2. WCVB TV: This site commented not on how the candidates looked, spoke, or presented themselves, but on what Biden and Palin said. In particular, it highlighted the factual missteps both took, from Palin criticizing Biden's voting record concerning taxes, to Biden's crying foul about McCain's plan to lower taxes on oil companies, and pointed out how they're wrong. While many viewers judge a debate on how the sides looked, it's important to look at the substance as well, which "The Boston Channel" did.
3. And just like there were sites pointing out the factual flaws for both candidates, there were some Boston blogs pointing out the mistakes for one side, as the Ace of Spades HQ did for Joe Biden. It goes to show that some Boston blogs are focusing on one candidate, while others (like the one in #2, above) weigh both sides to the showdown. Or maybe Joe Biden was just the only one who made a mistake.
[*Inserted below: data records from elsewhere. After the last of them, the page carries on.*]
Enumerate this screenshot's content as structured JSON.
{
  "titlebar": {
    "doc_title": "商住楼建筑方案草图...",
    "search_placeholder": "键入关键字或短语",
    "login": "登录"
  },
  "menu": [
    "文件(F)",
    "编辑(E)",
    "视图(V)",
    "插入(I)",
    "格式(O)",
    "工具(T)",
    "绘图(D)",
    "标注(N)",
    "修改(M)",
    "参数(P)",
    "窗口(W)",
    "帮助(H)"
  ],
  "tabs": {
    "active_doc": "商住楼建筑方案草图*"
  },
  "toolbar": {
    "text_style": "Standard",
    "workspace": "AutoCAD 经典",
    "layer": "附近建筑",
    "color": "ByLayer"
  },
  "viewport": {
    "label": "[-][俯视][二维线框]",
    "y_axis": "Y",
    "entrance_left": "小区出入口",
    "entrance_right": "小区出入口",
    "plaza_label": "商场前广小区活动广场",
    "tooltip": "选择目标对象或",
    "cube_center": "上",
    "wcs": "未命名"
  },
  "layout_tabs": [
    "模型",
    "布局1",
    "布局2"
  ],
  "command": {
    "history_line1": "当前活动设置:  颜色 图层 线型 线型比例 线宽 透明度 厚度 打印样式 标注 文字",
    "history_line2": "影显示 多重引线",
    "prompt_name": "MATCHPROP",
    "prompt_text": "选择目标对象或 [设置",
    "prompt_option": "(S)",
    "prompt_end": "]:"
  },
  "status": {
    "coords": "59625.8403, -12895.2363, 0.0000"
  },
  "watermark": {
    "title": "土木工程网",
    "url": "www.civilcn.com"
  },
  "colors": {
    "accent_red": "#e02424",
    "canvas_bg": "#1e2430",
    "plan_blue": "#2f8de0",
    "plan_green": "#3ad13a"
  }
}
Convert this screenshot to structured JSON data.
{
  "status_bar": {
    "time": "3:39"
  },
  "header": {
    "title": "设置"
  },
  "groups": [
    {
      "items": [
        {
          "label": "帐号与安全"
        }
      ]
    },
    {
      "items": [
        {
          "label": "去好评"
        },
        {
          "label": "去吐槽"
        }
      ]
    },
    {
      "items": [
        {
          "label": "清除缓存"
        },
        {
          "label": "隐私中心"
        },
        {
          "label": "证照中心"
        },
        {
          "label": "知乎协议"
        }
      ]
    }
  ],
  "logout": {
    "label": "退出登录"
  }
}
4. Michael Paulson's "Articles of Faith" blog put the emphasis on, well, faith. As in how often it was mentioned during the debate, and as he wrote, it was mentioned notably not by quantity, but by quality. He argues that faith worked itself into several key topics that Biden and Palin debated on, including the conflict in Israel, Shia extremists and the religious question surrounding same-sex marriages. Paulson's point is interesting, and it seems fitting that we have a national debate containing religious issues after a presidency that was apparently arranged by the man upstairs.
5. Boston.com: This site provided interesting information about how big the debate was from a television angle. According to the blog article, the debate drew more than 70 million viewers, a larger figure than the turnout for the McCain-Obama clash from Sept. 26. There are many reasons there would be such an interest in the vice-presidential debate, one of which being Palin's recent unflattering involvement in news and culture, as the blog post said:
When John McCain and Barack Obama met in their first debate on Sept. 26, Nielsen recorded 52.4 million viewers. They will have two more debates, the first of them next Tuesday. Palin has been a television star since joining the GOP ticket a month ago. The curiosity factor undoubtedly brought in viewers this week after Palin raised doubts about her readiness for the job with some wobbly TV interviews.
The country's interest in the vice-presidential candidates has grown, but Boston.com just showed by exactly how much it has.